    Combine like terms. .
    Table 8.4.1

    b.

    Table 8.4.2

    .

    Multiple, using the Product of Binomial Squares Pattern.

    .

    Simplify.

    .

    .

    Combine like terms.

    .

    Exercise \(\PageIndex{19}\)

    Simplify:

    1. \((10+\sqrt{2})^{2}\)
    2. \((1+3 \sqrt{6})^{2}\)
    Answer
    1. \(102+20 \sqrt{2}\)
    2. \(55+6 \sqrt{6}\)

    Exercise \(\PageIndex{20}\)

    Simplify:

    1. \((6-\sqrt{5})^{2}\)
    2. \((9-2 \sqrt{10})^{2}\)
    Answer
    1. \(41-12 \sqrt{5}\)
    2. \(121-36 \sqrt{10}\)

    In the next example, we will use the Product of Conjugates Pattern. Notice that the final product has no radical.

    Example \(\PageIndex{11}\)

    Simplify: \((5-2 \sqrt{3})(5+2 \sqrt{3})\)

    Solution:

    .

    Multiply using the Product of Conjugates Pattern.

    .

    Simplify.

    .

    .

    Table 8.4.3

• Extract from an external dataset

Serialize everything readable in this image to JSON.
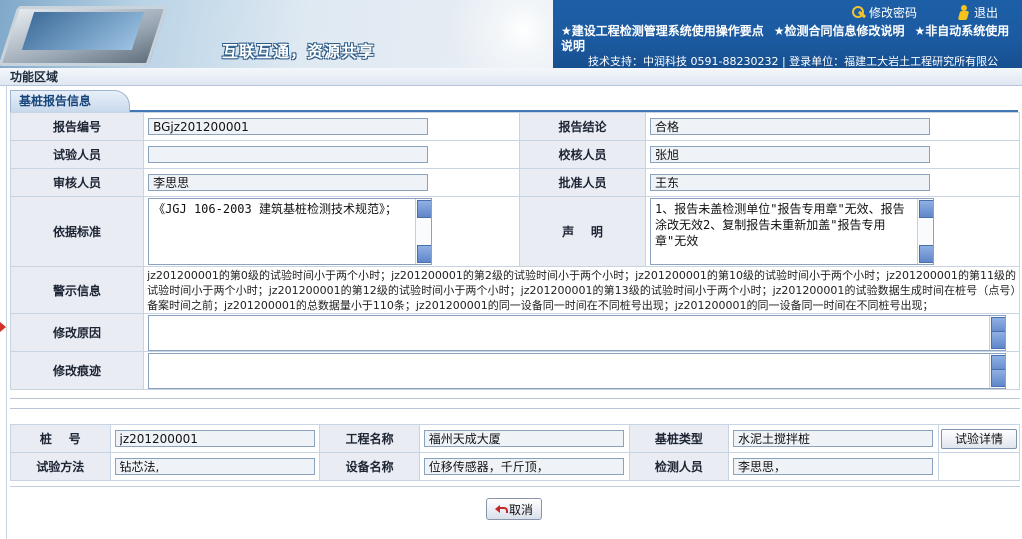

    Exercise \(\PageIndex{21}\)

    Simplify: \((3-2 \sqrt{5})(3+2 \sqrt{5})\)

    Answer

    \(-11\)

    Exercise \(\PageIndex{22}\)

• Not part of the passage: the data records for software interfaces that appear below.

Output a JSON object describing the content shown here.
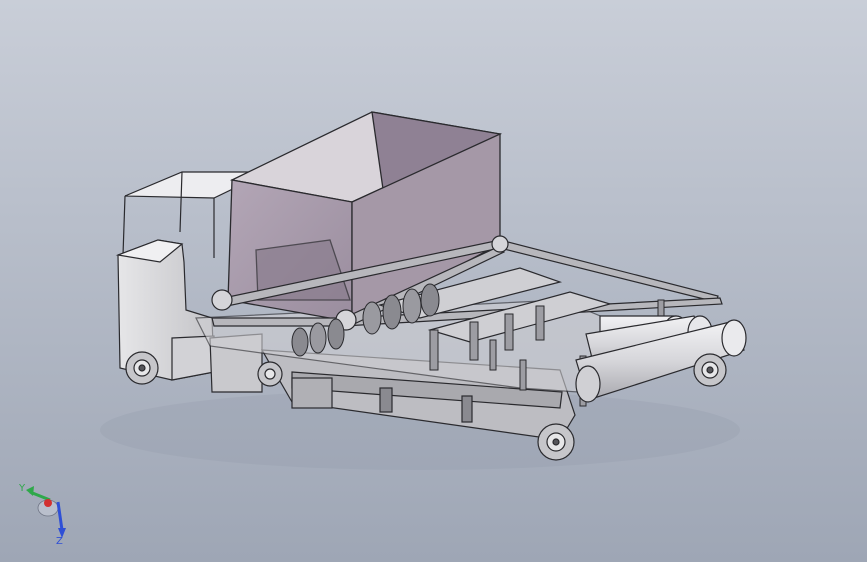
{
  "viewport": {
    "background_top": "#c9ced8",
    "background_bottom": "#9ea6b5"
  },
  "model": {
    "parts": [
      "cab-roof-frame",
      "cab-body",
      "hopper",
      "conveyor-frame",
      "spiral-auger",
      "seedling-trays",
      "roller-drum-assembly",
      "chassis-frame",
      "wheel"
    ],
    "colors": {
      "hopper": "#a598a7",
      "hopper_inner": "#8f8194",
      "metal": "#c8c8cc",
      "dark_metal": "#6d6d73",
      "roller": "#dcdce0",
      "outline": "#2a2a2e"
    }
  },
  "triad": {
    "x_color": "#d23030",
    "y_color": "#2fa84a",
    "z_color": "#2e4fd6",
    "labels": {
      "y": "Y",
      "z": "Z"
    }
  }
}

    Simplify: \((4+5 \sqrt{7})(4-5 \sqrt{7})\)

    Answer

    \(-159\)

    Access these online resources for additional instruction and practice with adding, subtracting, and multiplying radical expressions.

    • Multiplying Adding Subtracting Radicals
    • Multiplying Special Products: Square Binomials Containing Square Roots
    • Multiplying Conjugates

    Key Concepts

    • Product Property of Roots
      • For any real numbers, \(\sqrt[n]{a}\) and \(\sqrt[n]{b}\), and for any integer \(n≥2\) \(\sqrt[n]{a b}=\sqrt[n]{a} \cdot \sqrt[n]{b}\) and \(\sqrt[n]{a} \cdot \sqrt[n]{b}=\sqrt[n]{a b}\)
    • Special Products

    \(\begin{array}{c c}{\text { Binomial Squares }}& {\text{Product of Conjugates}} \\ {(a+b)^{2}=a^{2}+2 a b+b^{2}} & {(a+b)(a-b)=a^{2}-b^{2}} \\ {(a-b)^{2}=a^{2}-2 a b+b^{2}}\end{array}\)

    Glossary

    like radicals
    Like radicals are radical expressions with the same index and the same radicand.